Do you hate your boss? I’ve certainly been there—I suspect most of us have!
And just to warn you, I have a lot to say here, so this will be a 4-part series. Be sure to check Thursday and next week for all my tips on surviving a bad boss.
Work is hard enough as it is. Adding insult to injury, so often we find ourselves at the mercy of someone we just don’t like. Bad bosses range from people who are likeable outside of work to those who are just miserable people all the time. My worst boss was extremely passive-aggressive and gaslit me so I started wondering if I were going crazy. If you’re unfamiliar with gaslighting, it’s the psychological manipulation technique that uses persistent denial, misdirection, contradiction, and lying, it attempts to destabilize the victim and delegitimize the target’s beliefs. It is seriously not fun to be the target of, I can tell you.)
Fortunately for me, a good friend who worked at the same organization but for a different supervisor was able to see what was going on, and gave me some excellent advice that I will pass on to you on Thursday. Today, though, I want to spend a little time reassuring you that it’s these experiences are normal. Check out any career blog or podcast and you’ll find pages and pages dedicated to the topic. I’m pretty convinced that this is for a number of reasons, the first of which is that, in most organizations, longevity is rewarded. Long-termers, in other words, fall up. And let’s be honest: being good at what you do and being good at managing what you do are enormously different skill sets.

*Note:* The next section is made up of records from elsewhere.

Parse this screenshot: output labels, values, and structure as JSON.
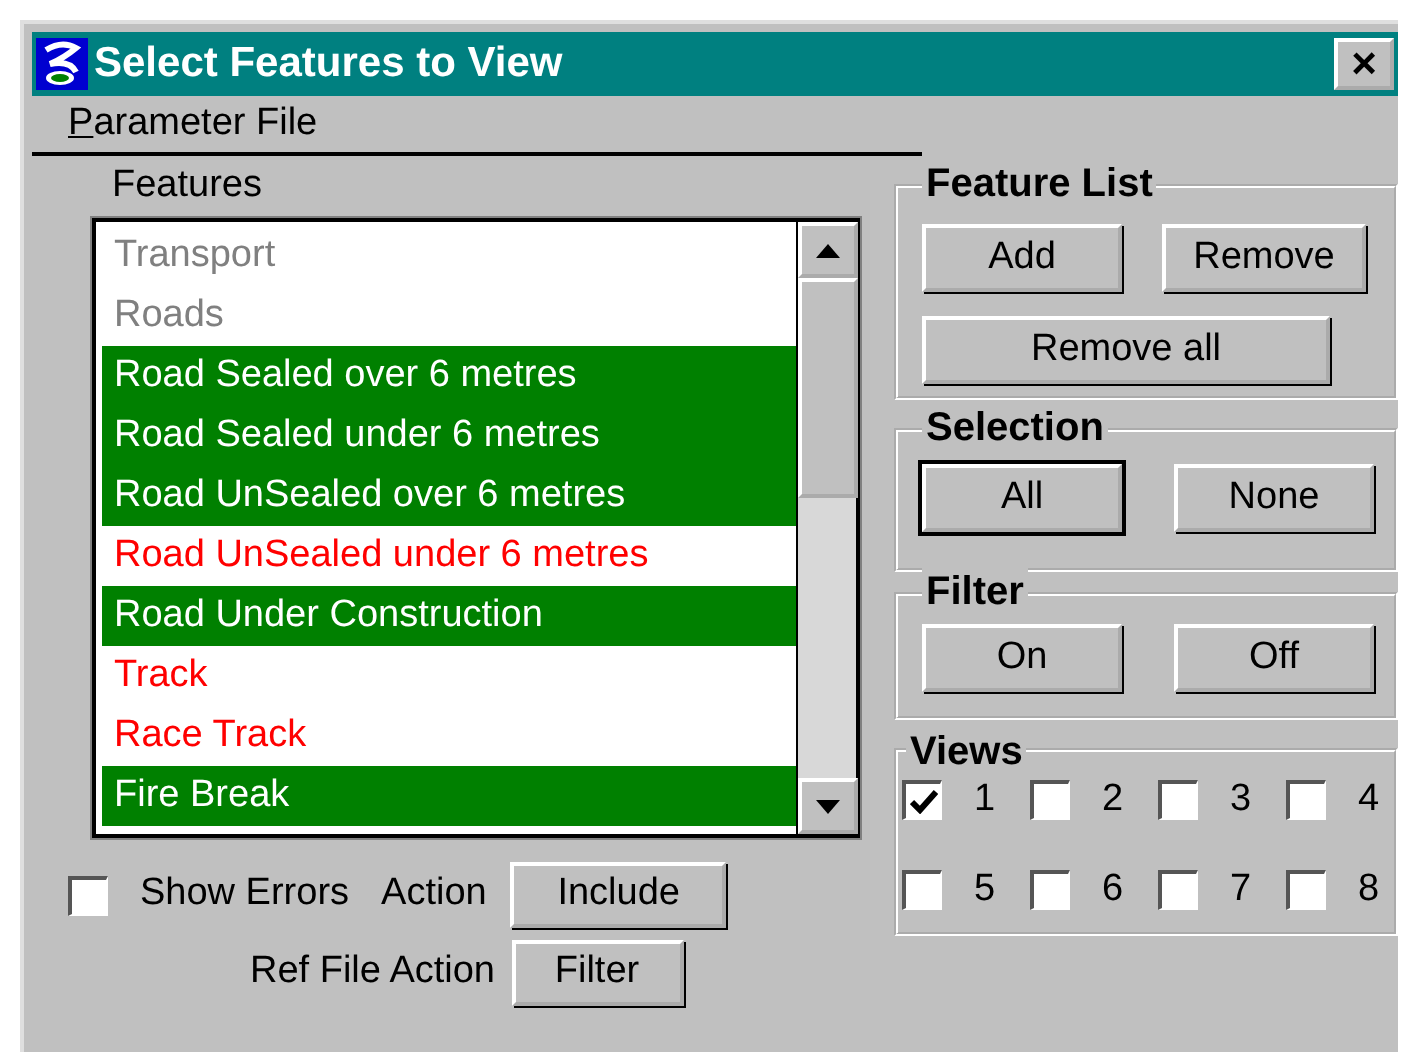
{
  "window": {
    "title": "Select Features to View",
    "close": "×"
  },
  "menu": [
    {
      "label": "Parameter File",
      "mnemonic_underlined": true
    }
  ],
  "features": {
    "label": "Features",
    "items": [
      {
        "label": "Transport",
        "selected": false,
        "color": "#808080"
      },
      {
        "label": "Roads",
        "selected": false,
        "color": "#808080"
      },
      {
        "label": "Road Sealed over 6 metres",
        "selected": true
      },
      {
        "label": "Road Sealed under 6 metres",
        "selected": true
      },
      {
        "label": "Road UnSealed over 6 metres",
        "selected": true
      },
      {
        "label": "Road UnSealed under 6 metres",
        "selected": false,
        "color": "#ff0000"
      },
      {
        "label": "Road Under Construction",
        "selected": true
      },
      {
        "label": "Track",
        "selected": false,
        "color": "#ff0000"
      },
      {
        "label": "Race Track",
        "selected": false,
        "color": "#ff0000"
      },
      {
        "label": "Fire Break",
        "selected": true
      }
    ]
  },
  "show_errors": {
    "label": "Show Errors",
    "checked": false
  },
  "action": {
    "label": "Action",
    "button": "Include"
  },
  "ref_file_action": {
    "label": "Ref File Action",
    "button": "Filter"
  },
  "feature_list": {
    "title": "Feature List",
    "buttons": [
      "Add",
      "Remove",
      "Remove all"
    ]
  },
  "selection": {
    "title": "Selection",
    "buttons": [
      {
        "label": "All",
        "default": true
      },
      {
        "label": "None",
        "default": false
      }
    ]
  },
  "filter": {
    "title": "Filter",
    "buttons": [
      "On",
      "Off"
    ]
  },
  "views": {
    "title": "Views",
    "items": [
      {
        "label": "1",
        "checked": true
      },
      {
        "label": "2",
        "checked": false
      },
      {
        "label": "3",
        "checked": false
      },
      {
        "label": "4",
        "checked": false
      },
      {
        "label": "5",
        "checked": false
      },
      {
        "label": "6",
        "checked": false
      },
      {
        "label": "7",
        "checked": false
      },
      {
        "label": "8",
        "checked": false
      }
    ]
  }
}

Another reason I think so many people are struggling with such bad bosses is that manager training is seriously lacking in most organizations. I’ve sat through way more hours than I care to remember in trainings of this sort, and I’ve learned sadly little. I didn’t even get a run-through of basic legal issues around supervision, let alone anything about fostering growth in employees. In the worst of the trainings I attended, several people, including the trainer, were all members of some religious sect, and spent their lunches together talking very loudly and passionately about that. Talk about off-putting! By the end, the other attendees and I were afraid that if we asked questions, we’d either become the butt of some obscure joke only those guys were party to or that we’d get proselytized at. Way to teach, dude!